Just read it. Wow, what a beautiful book. Some of the writing is exquisite, and the insights into his journey, his influences and his drive to be the musician he wanted to be are extraordinary.

His homage to Woody Guthrie and later Robert Johnson are brilliantly convincing, and it’s worth reading the book just for them. An episode he related where a folk music expert/historian tried to tear down Dylan’s confidence and his ‘mission’ to bring Guthrie songs to the new generation (my interpretation) is a powerful lesson — not least because of how Dylan tells the account, and his despair. This guy’s proffering of un-asked-for advice — even down to playing Dylan records by musicians who were further along the Woody Guthrie path than even Guthrie — has parallels. We all run into ‘dream stealers’. How we deal with them is what counts.

Much has been made elsewhere about the strong, explicit disclaimer Dylan makes in these pages about never wanting to be the ‘leader’ of a great social revolution and the very real and rational fear he held for his own and his family’s safety.
It is easy to underestimate the powerful visceral message the four high profile political assassinations of the 1960s (JFK, Martin Luther King, Robert Kennedy, Malcolm X) sent to that generation, viz: “Stand up, speak out and someone will kill you.”

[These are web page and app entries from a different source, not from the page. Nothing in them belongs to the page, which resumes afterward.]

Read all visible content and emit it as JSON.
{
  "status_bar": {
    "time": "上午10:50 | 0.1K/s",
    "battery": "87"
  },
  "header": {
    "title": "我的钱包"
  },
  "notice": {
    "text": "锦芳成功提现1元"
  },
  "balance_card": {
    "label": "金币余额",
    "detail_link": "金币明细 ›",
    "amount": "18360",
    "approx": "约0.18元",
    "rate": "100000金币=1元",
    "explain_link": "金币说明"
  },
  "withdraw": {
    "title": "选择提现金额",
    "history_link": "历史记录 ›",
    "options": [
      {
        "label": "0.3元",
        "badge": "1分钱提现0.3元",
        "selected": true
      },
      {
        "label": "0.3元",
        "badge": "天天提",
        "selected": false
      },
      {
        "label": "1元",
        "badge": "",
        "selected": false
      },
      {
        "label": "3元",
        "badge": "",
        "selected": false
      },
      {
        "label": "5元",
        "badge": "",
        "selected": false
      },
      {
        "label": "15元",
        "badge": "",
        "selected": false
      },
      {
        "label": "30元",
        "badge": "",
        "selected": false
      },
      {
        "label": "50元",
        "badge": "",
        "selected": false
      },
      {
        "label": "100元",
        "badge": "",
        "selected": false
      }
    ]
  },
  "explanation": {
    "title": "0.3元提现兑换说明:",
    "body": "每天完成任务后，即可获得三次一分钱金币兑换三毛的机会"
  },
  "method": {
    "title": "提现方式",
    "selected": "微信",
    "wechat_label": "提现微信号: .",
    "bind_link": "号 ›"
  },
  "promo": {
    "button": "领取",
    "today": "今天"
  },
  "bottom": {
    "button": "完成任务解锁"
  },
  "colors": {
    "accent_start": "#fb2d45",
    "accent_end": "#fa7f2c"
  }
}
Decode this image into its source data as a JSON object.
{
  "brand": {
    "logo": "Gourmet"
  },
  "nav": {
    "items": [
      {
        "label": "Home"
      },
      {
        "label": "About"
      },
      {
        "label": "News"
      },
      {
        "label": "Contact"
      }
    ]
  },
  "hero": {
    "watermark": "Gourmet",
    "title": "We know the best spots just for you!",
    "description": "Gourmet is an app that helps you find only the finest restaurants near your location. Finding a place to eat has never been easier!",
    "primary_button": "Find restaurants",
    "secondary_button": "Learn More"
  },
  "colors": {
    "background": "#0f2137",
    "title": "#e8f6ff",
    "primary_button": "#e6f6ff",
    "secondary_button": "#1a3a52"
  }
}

I for one have no issue with Dylan giving his gift but not acceding to the clamour for him to ‘lead’ the uprising…

Great book. Get it, read it. Fabulous.